Individual human beings are also, in the biosocial perspective, capable of this kind of self-transcendence and autonomy. A (relatively) determinist genetic inheritance combines with a (relatively) determinist social environment; but the result when these two grids are laid over each other is the mysterious, volatile, beautiful moiré pattern of the self-determining human person. The strange attractor that arises from and then comes to govern the chaotic interaction of the genes (which were in turn partly created by early human culture) with a culture (partly the result of genes) is what we used to call the soul. Thus the biosocial perspective reduces the social construction of even human reality to even less than the 33% or so demonstrated by twin studies; for both nature and nurture are but the ingredients of an emergent reality that can take over much of their original determining force. The great accusation of social constructionists is that of “essentialism.” It now seems that essences indeed exist; nature generates them in wild profusion, its greatest site of production being human lives; and essences are the more concrete, the more experiential, the more existential, the more free to change, the more essential they are.

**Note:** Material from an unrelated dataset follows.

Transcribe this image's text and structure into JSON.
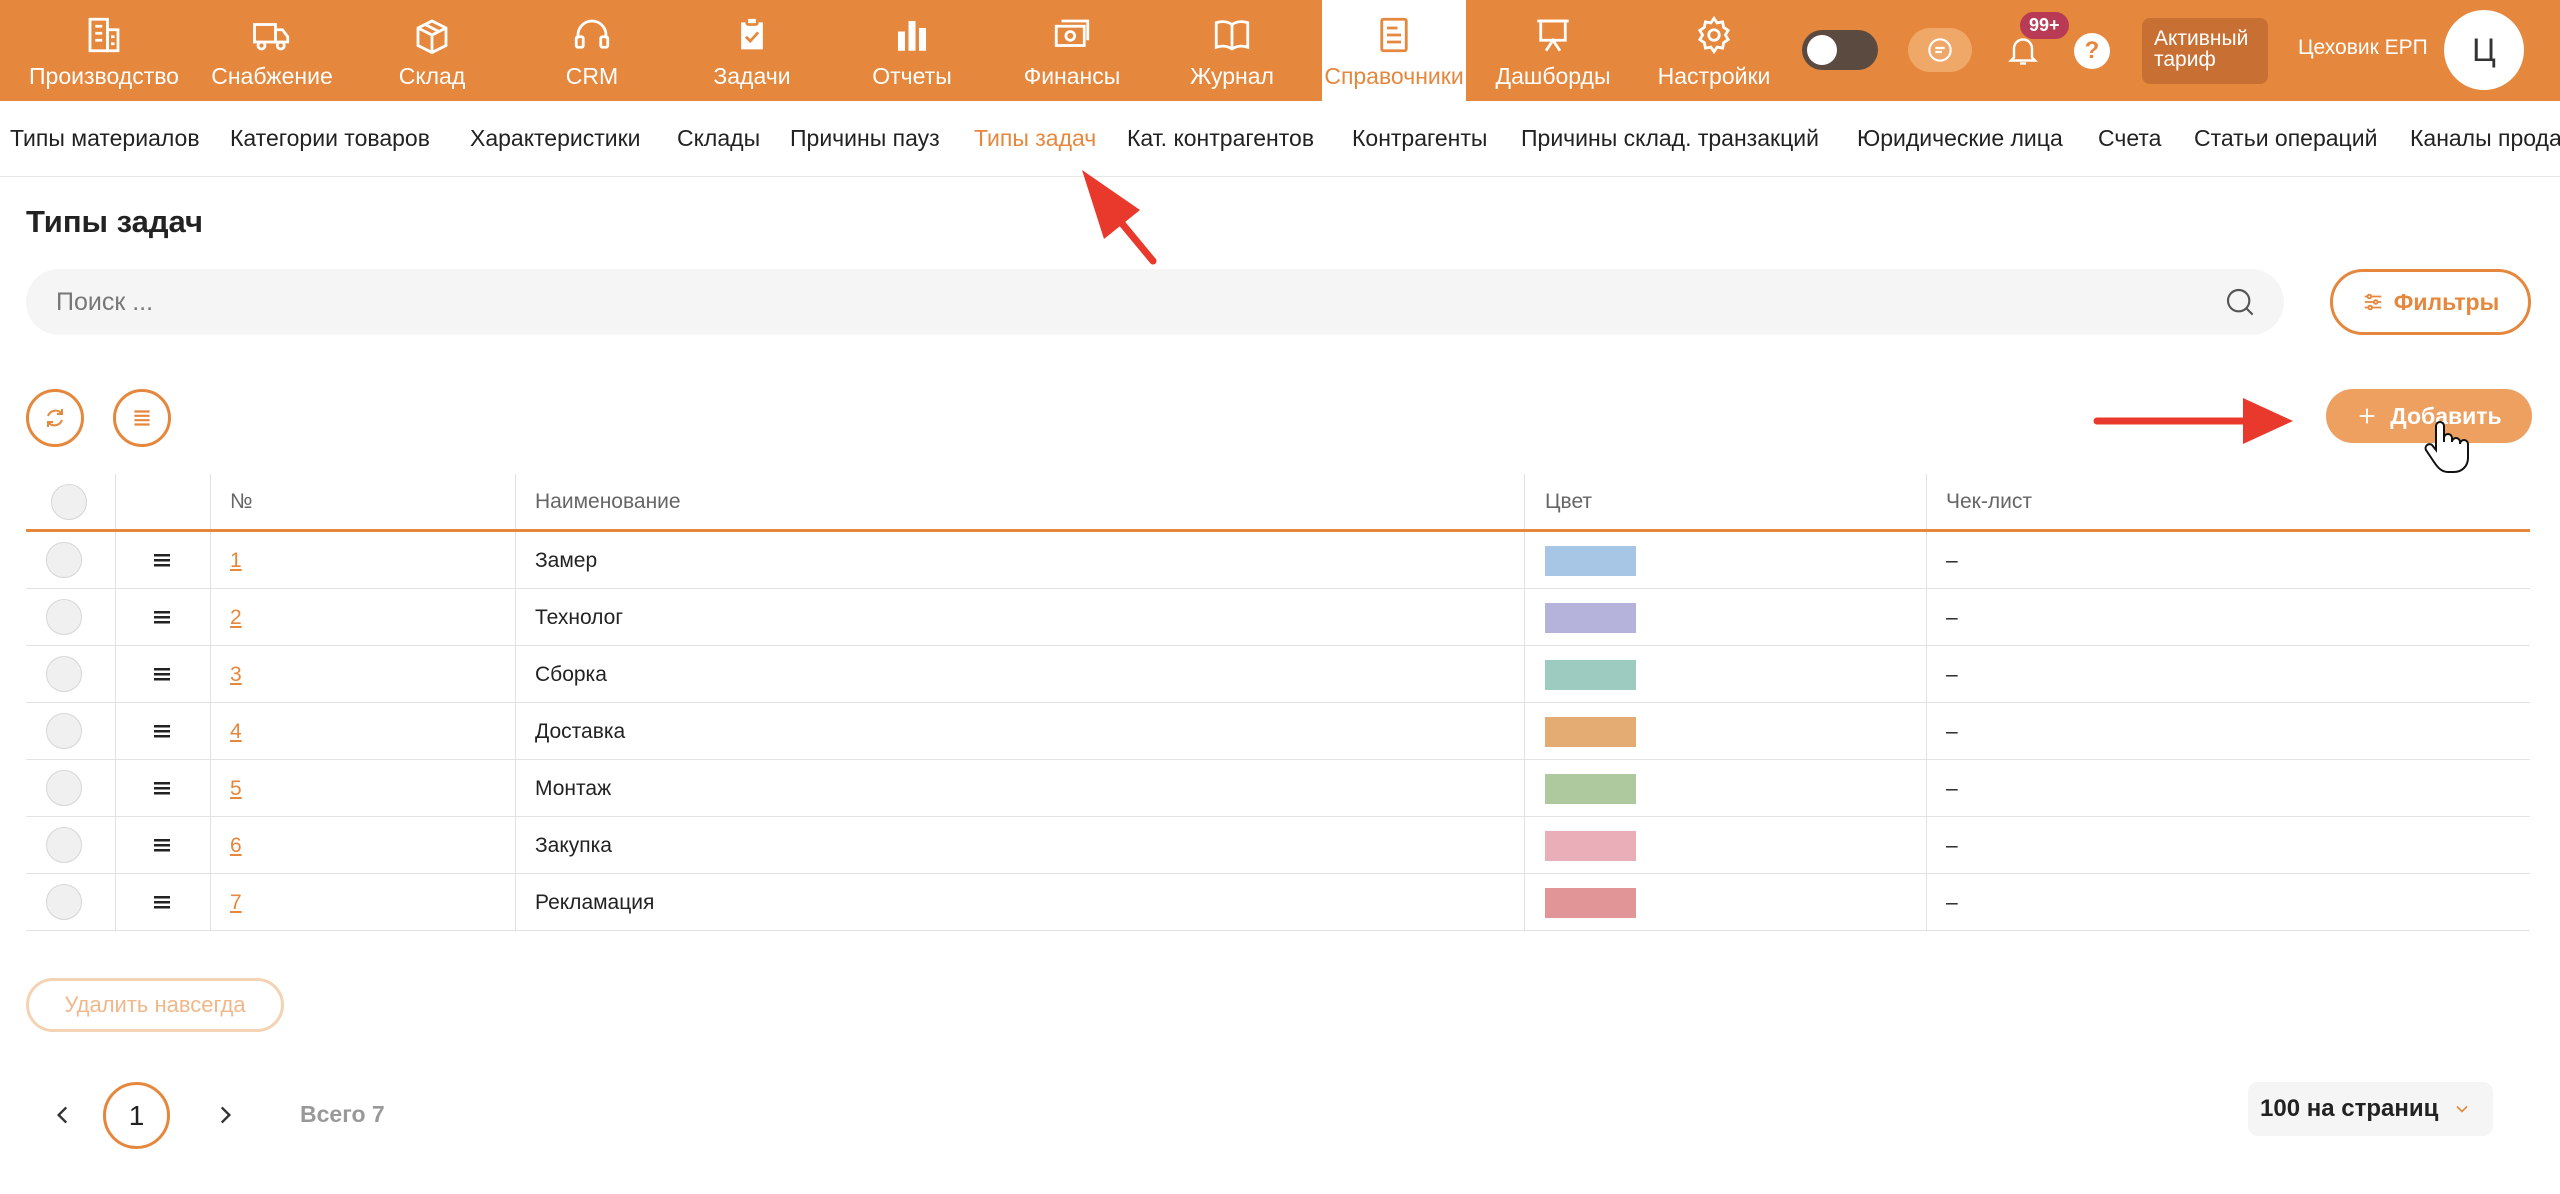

There is an additional bonus to this view of the human self. Through training, education, the cultivation of good habits and the studied avoidance of bad ones, we can actually alter ourselves to make ourselves more free and more creative. But the biosocial perspective tells us that if we do, it must be along lines of development and within systems of discipline inherited from millennia of shamanic ancestors. My own work has included an extended study of the evolutionary and neurobiological roots of the human artistic genres as they are practiced by all cultures throughout the world; I call this approach natural classicism. In this view the arts are a continuation, not a repudiation, of evolution. Many artists, writers, and critics are now turning toward this new perspective, believing that it promises a new renaissance, a new era of cultural excellence, founded on nature-based ideals of the brotherhood and sisterhood of humankind. In this new era there will be a recovery of virtuosity, not as a hollow avoidance of the agonies of artistic truth, but as the way to graft art back to the creative evolution of the universe.